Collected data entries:
+ + + +

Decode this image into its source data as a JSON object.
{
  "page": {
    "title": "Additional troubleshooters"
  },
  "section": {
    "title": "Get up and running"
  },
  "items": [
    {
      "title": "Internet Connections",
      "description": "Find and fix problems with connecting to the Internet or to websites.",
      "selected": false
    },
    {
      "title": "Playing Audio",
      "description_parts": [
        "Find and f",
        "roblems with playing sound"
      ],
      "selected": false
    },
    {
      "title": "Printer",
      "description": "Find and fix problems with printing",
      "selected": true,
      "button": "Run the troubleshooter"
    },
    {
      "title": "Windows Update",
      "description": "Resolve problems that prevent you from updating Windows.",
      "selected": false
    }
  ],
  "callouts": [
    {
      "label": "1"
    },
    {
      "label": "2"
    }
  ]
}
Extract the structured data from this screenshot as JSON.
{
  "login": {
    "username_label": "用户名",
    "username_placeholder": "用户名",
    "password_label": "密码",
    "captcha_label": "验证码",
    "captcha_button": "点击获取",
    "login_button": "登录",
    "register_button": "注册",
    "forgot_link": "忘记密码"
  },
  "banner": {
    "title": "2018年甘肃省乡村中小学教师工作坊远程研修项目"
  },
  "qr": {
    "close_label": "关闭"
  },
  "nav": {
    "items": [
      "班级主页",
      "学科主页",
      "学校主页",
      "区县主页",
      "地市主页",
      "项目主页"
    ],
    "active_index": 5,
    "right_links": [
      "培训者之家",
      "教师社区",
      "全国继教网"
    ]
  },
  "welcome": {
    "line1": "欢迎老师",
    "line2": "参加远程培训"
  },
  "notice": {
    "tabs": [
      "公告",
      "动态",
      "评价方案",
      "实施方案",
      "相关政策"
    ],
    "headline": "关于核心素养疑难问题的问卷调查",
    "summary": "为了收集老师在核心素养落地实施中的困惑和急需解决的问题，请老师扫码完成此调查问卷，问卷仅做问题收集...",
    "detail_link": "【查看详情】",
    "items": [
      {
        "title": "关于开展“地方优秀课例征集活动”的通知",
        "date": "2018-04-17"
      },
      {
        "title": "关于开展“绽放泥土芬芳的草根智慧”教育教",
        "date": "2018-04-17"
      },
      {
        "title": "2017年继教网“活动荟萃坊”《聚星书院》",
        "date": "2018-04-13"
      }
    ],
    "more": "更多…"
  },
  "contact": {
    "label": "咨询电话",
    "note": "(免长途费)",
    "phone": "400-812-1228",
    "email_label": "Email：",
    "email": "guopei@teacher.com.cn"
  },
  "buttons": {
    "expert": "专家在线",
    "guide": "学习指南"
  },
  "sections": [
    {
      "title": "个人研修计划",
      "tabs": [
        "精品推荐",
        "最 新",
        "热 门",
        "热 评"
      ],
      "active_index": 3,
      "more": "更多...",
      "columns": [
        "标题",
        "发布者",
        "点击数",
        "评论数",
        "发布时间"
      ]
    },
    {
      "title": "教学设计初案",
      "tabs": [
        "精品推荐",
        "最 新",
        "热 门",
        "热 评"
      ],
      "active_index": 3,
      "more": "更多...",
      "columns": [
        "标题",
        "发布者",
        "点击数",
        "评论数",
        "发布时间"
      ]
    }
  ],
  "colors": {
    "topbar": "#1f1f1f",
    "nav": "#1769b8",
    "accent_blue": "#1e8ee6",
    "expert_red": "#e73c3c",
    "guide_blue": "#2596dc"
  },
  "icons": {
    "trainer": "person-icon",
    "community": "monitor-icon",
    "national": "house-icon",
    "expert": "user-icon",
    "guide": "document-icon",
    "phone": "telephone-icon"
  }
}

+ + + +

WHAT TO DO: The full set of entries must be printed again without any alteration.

SOLUTION TO THIS PROBLEM:
Decode this image into its source data as a JSON object.
{
  "page": {
    "title": "Additional troubleshooters"
  },
  "section": {
    "title": "Get up and running"
  },
  "items": [
    {
      "title": "Internet Connections",
      "description": "Find and fix problems with connecting to the Internet or to websites.",
      "selected": false
    },
    {
      "title": "Playing Audio",
      "description_parts": [
        "Find and f",
        "roblems with playing sound"
      ],
      "selected": false
    },
    {
      "title": "Printer",
      "description": "Find and fix problems with printing",
      "selected": true,
      "button": "Run the troubleshooter"
    },
    {
      "title": "Windows Update",
      "description": "Resolve problems that prevent you from updating Windows.",
      "selected": false
    }
  ],
  "callouts": [
    {
      "label": "1"
    },
    {
      "label": "2"
    }
  ]
}
Extract the structured data from this screenshot as JSON.
{
  "login": {
    "username_label": "用户名",
    "username_placeholder": "用户名",
    "password_label": "密码",
    "captcha_label": "验证码",
    "captcha_button": "点击获取",
    "login_button": "登录",
    "register_button": "注册",
    "forgot_link": "忘记密码"
  },
  "banner": {
    "title": "2018年甘肃省乡村中小学教师工作坊远程研修项目"
  },
  "qr": {
    "close_label": "关闭"
  },
  "nav": {
    "items": [
      "班级主页",
      "学科主页",
      "学校主页",
      "区县主页",
      "地市主页",
      "项目主页"
    ],
    "active_index": 5,
    "right_links": [
      "培训者之家",
      "教师社区",
      "全国继教网"
    ]
  },
  "welcome": {
    "line1": "欢迎老师",
    "line2": "参加远程培训"
  },
  "notice": {
    "tabs": [
      "公告",
      "动态",
      "评价方案",
      "实施方案",
      "相关政策"
    ],
    "headline": "关于核心素养疑难问题的问卷调查",
    "summary": "为了收集老师在核心素养落地实施中的困惑和急需解决的问题，请老师扫码完成此调查问卷，问卷仅做问题收集...",
    "detail_link": "【查看详情】",
    "items": [
      {
        "title": "关于开展“地方优秀课例征集活动”的通知",
        "date": "2018-04-17"
      },
      {
        "title": "关于开展“绽放泥土芬芳的草根智慧”教育教",
        "date": "2018-04-17"
      },
      {
        "title": "2017年继教网“活动荟萃坊”《聚星书院》",
        "date": "2018-04-13"
      }
    ],
    "more": "更多…"
  },
  "contact": {
    "label": "咨询电话",
    "note": "(免长途费)",
    "phone": "400-812-1228",
    "email_label": "Email：",
    "email": "guopei@teacher.com.cn"
  },
  "buttons": {
    "expert": "专家在线",
    "guide": "学习指南"
  },
  "sections": [
    {
      "title": "个人研修计划",
      "tabs": [
        "精品推荐",
        "最 新",
        "热 门",
        "热 评"
      ],
      "active_index": 3,
      "more": "更多...",
      "columns": [
        "标题",
        "发布者",
        "点击数",
        "评论数",
        "发布时间"
      ]
    },
    {
      "title": "教学设计初案",
      "tabs": [
        "精品推荐",
        "最 新",
        "热 门",
        "热 评"
      ],
      "active_index": 3,
      "more": "更多...",
      "columns": [
        "标题",
        "发布者",
        "点击数",
        "评论数",
        "发布时间"
      ]
    }
  ],
  "colors": {
    "topbar": "#1f1f1f",
    "nav": "#1769b8",
    "accent_blue": "#1e8ee6",
    "expert_red": "#e73c3c",
    "guide_blue": "#2596dc"
  },
  "icons": {
    "trainer": "person-icon",
    "community": "monitor-icon",
    "national": "house-icon",
    "expert": "user-icon",
    "guide": "document-icon",
    "phone": "telephone-icon"
  }
}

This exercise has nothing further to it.